I am going on my twelfth year at the same Title I middle school. That is not said as a martyred projection or badge of honor, but a statement of fact, circumstances, decision making, and choices. Every teacher I know has had a rough time this past decade. Some have gone to “easier” schools, or districts, where they found a comfortable home. Some have expressed to me survivor’s guilt, and some have ‘ghosted’ our friendships, probably because working at a school like mine is hard, and it takes an emotional toll, causing me to leak out stress. Occasionally those leaks become straight-up tsunamis. I don’t blame them for not wanting to be around me: I don’t want to be around myself sometimes.

This video got to me. She maintained her composure while rubbing her hands, refocusing on her paper, and staying the course, to its climatic ending of her resignation. Her paper may well have been a white flag, and her hands in surrender. When my husband watched it, he commented how he knew I had felt this same level of pain.

No one is to blame for this: administrators do their best, district-level personnel want and desire excellence. However,  in the championed cause of “students come first” the heads of teachers become the stepping stones across this mighty gulf. Teachers are sometimes not considered the human connection between student and world, but merely the middle management, with no real authority. And some teachers do not deserve respect. I would wager, though, that any social-emotional well-being for teachers is considered superfluous. Teachers should just ‘have it.’ If you’re a parent, you know that the hardest job in the world is given to amateurs, (as my dad likes to say), and so is teaching. We make mistakes: but dang, so do our students. So how do all of us learn to do better?

We are never to take anything personally, always build relationships, and create safe places. And we do. Or we try to. But being human, we have amygdalas, too: keeping in control of our frontal cortexes in the moment is challenging. The smatterings of misogynistic, sexist, ageist, and disrespectful things said to me by a small group of students is nothing compared to the national stage of police violence, political decrepitude, and social media bruising. But I am still charged with teaching ‘soft skills’ in a world so racist and vile it hardly seems to matter.

We were all feeling something this year. No matter who you voted for, or if you didn’t vote at all, something shifted, violently and without justice.

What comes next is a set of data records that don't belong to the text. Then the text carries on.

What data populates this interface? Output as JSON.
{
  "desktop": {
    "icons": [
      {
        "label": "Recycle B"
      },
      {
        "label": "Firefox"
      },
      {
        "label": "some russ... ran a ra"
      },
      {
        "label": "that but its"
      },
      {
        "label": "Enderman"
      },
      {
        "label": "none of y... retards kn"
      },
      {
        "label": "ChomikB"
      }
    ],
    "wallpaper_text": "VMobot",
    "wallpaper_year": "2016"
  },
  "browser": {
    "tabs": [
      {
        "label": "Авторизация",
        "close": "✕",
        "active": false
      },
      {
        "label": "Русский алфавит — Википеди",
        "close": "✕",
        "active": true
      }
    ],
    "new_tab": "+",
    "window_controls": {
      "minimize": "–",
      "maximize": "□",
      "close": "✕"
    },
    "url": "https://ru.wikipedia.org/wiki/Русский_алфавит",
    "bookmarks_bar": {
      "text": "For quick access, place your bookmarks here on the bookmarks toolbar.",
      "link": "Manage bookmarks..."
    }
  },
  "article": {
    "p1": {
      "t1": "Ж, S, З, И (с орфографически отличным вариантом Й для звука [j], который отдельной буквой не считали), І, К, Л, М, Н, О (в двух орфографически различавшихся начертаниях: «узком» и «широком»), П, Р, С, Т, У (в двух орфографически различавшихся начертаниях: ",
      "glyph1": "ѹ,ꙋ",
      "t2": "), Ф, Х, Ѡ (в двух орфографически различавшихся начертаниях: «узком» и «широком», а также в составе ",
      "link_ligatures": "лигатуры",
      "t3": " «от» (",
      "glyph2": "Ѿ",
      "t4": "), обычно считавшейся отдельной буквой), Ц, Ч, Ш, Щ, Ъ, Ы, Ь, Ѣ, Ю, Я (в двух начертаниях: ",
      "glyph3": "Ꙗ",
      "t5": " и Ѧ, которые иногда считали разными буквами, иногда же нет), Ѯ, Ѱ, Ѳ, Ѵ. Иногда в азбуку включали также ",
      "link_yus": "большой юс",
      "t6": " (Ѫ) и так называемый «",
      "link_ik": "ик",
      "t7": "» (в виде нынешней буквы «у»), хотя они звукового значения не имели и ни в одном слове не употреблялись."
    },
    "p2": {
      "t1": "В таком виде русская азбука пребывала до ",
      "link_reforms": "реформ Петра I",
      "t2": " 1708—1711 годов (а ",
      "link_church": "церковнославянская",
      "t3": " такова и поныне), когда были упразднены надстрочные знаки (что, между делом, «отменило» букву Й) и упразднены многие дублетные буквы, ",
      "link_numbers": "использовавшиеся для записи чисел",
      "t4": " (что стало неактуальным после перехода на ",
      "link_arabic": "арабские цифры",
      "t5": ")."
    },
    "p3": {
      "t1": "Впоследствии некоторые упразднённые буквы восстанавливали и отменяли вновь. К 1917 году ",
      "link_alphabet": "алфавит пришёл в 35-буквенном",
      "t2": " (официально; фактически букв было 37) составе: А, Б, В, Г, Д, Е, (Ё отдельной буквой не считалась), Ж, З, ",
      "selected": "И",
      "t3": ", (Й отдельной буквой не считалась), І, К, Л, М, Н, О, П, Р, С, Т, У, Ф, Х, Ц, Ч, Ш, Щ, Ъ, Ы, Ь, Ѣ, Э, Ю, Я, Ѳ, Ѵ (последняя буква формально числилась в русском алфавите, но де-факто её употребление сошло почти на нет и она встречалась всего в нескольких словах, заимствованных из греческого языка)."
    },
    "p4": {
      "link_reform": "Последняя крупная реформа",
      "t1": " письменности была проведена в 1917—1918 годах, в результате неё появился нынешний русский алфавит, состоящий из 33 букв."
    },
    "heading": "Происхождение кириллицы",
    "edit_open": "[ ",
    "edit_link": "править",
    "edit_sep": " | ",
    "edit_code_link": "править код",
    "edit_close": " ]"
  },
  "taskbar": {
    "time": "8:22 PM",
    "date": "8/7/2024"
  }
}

Maybe it’s time we’re honest with one another. If we reach out for help. platitudes and trope quotes won’t help. Prayers and thoughts are sweet, but not helpful. Listen. Truly listen. Good advice: click the link.

One of my favorite episodes –not so much hope, but we are all of us in this together: